## WORK ITEM
Although the entries contain pictures, only their words should be duplicated exactly.

## MATERIAL PROVIDED
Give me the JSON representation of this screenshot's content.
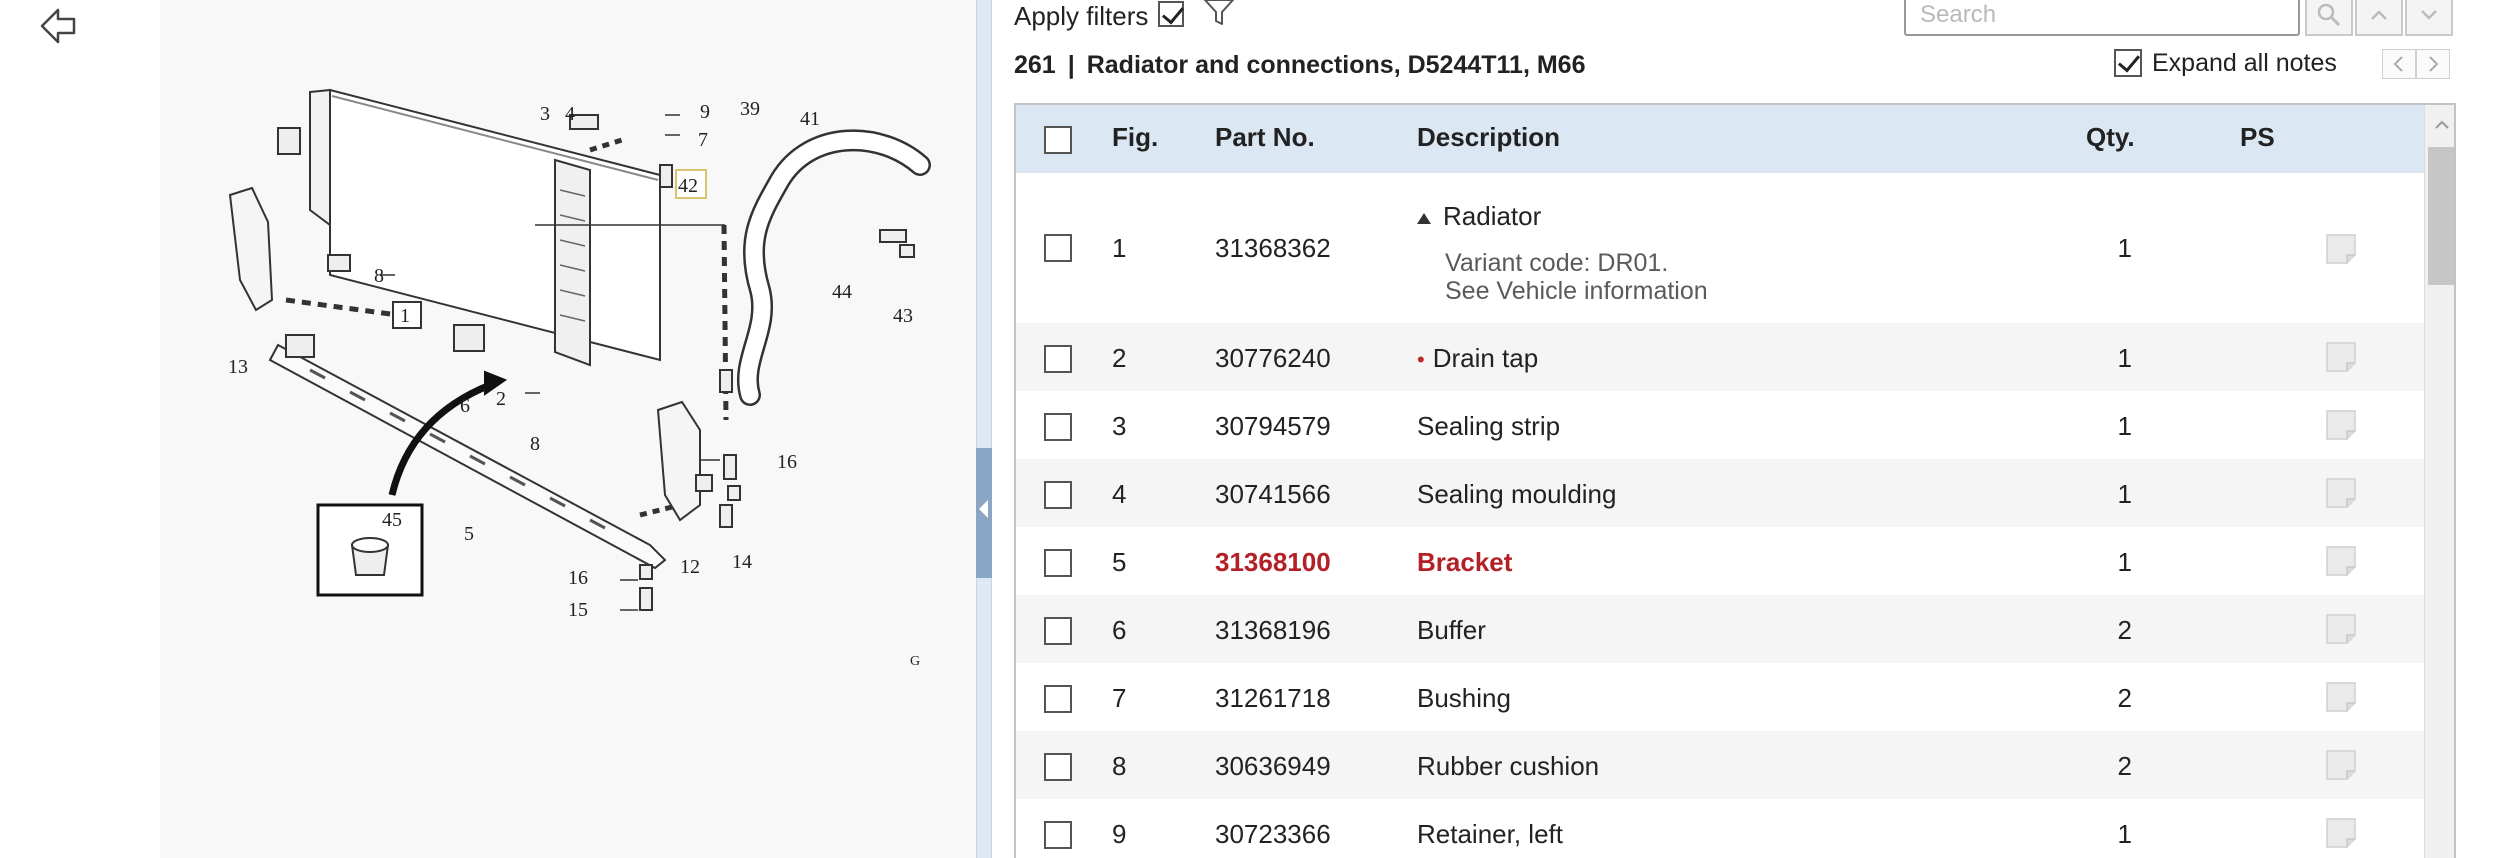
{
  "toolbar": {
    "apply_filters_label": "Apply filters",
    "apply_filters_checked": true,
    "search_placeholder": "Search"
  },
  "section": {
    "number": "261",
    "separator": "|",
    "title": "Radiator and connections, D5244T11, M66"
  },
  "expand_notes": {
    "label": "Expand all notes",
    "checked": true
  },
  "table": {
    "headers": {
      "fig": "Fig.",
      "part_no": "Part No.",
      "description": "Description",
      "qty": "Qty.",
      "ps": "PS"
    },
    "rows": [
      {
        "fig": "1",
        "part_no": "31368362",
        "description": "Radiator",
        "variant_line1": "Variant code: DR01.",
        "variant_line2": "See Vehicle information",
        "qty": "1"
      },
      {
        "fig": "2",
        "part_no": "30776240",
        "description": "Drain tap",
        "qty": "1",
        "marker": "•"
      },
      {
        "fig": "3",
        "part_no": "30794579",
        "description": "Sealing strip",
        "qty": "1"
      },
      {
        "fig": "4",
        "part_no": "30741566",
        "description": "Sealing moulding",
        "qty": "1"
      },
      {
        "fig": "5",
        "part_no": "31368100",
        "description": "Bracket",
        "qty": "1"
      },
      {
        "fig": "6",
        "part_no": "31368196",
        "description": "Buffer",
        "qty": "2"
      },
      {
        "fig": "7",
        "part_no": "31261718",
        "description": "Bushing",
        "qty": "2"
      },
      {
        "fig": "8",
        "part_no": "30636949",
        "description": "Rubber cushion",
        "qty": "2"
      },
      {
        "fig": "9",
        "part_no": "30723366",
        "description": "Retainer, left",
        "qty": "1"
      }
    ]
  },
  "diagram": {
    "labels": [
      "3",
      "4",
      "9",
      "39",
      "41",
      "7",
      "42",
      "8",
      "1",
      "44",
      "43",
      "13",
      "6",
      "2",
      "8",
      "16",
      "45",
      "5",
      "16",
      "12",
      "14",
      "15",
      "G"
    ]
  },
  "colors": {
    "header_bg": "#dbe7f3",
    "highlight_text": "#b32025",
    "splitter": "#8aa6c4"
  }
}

## RESULT
Give me the JSON representation of this screenshot's content.
{
  "toolbar": {
    "apply_filters_label": "Apply filters",
    "apply_filters_checked": true,
    "search_placeholder": "Search"
  },
  "section": {
    "number": "261",
    "separator": "|",
    "title": "Radiator and connections, D5244T11, M66"
  },
  "expand_notes": {
    "label": "Expand all notes",
    "checked": true
  },
  "table": {
    "headers": {
      "fig": "Fig.",
      "part_no": "Part No.",
      "description": "Description",
      "qty": "Qty.",
      "ps": "PS"
    },
    "rows": [
      {
        "fig": "1",
        "part_no": "31368362",
        "description": "Radiator",
        "variant_line1": "Variant code: DR01.",
        "variant_line2": "See Vehicle information",
        "qty": "1"
      },
      {
        "fig": "2",
        "part_no": "30776240",
        "description": "Drain tap",
        "qty": "1",
        "marker": "•"
      },
      {
        "fig": "3",
        "part_no": "30794579",
        "description": "Sealing strip",
        "qty": "1"
      },
      {
        "fig": "4",
        "part_no": "30741566",
        "description": "Sealing moulding",
        "qty": "1"
      },
      {
        "fig": "5",
        "part_no": "31368100",
        "description": "Bracket",
        "qty": "1"
      },
      {
        "fig": "6",
        "part_no": "31368196",
        "description": "Buffer",
        "qty": "2"
      },
      {
        "fig": "7",
        "part_no": "31261718",
        "description": "Bushing",
        "qty": "2"
      },
      {
        "fig": "8",
        "part_no": "30636949",
        "description": "Rubber cushion",
        "qty": "2"
      },
      {
        "fig": "9",
        "part_no": "30723366",
        "description": "Retainer, left",
        "qty": "1"
      }
    ]
  },
  "diagram": {
    "labels": [
      "3",
      "4",
      "9",
      "39",
      "41",
      "7",
      "42",
      "8",
      "1",
      "44",
      "43",
      "13",
      "6",
      "2",
      "8",
      "16",
      "45",
      "5",
      "16",
      "12",
      "14",
      "15",
      "G"
    ]
  },
  "colors": {
    "header_bg": "#dbe7f3",
    "highlight_text": "#b32025",
    "splitter": "#8aa6c4"
  }
}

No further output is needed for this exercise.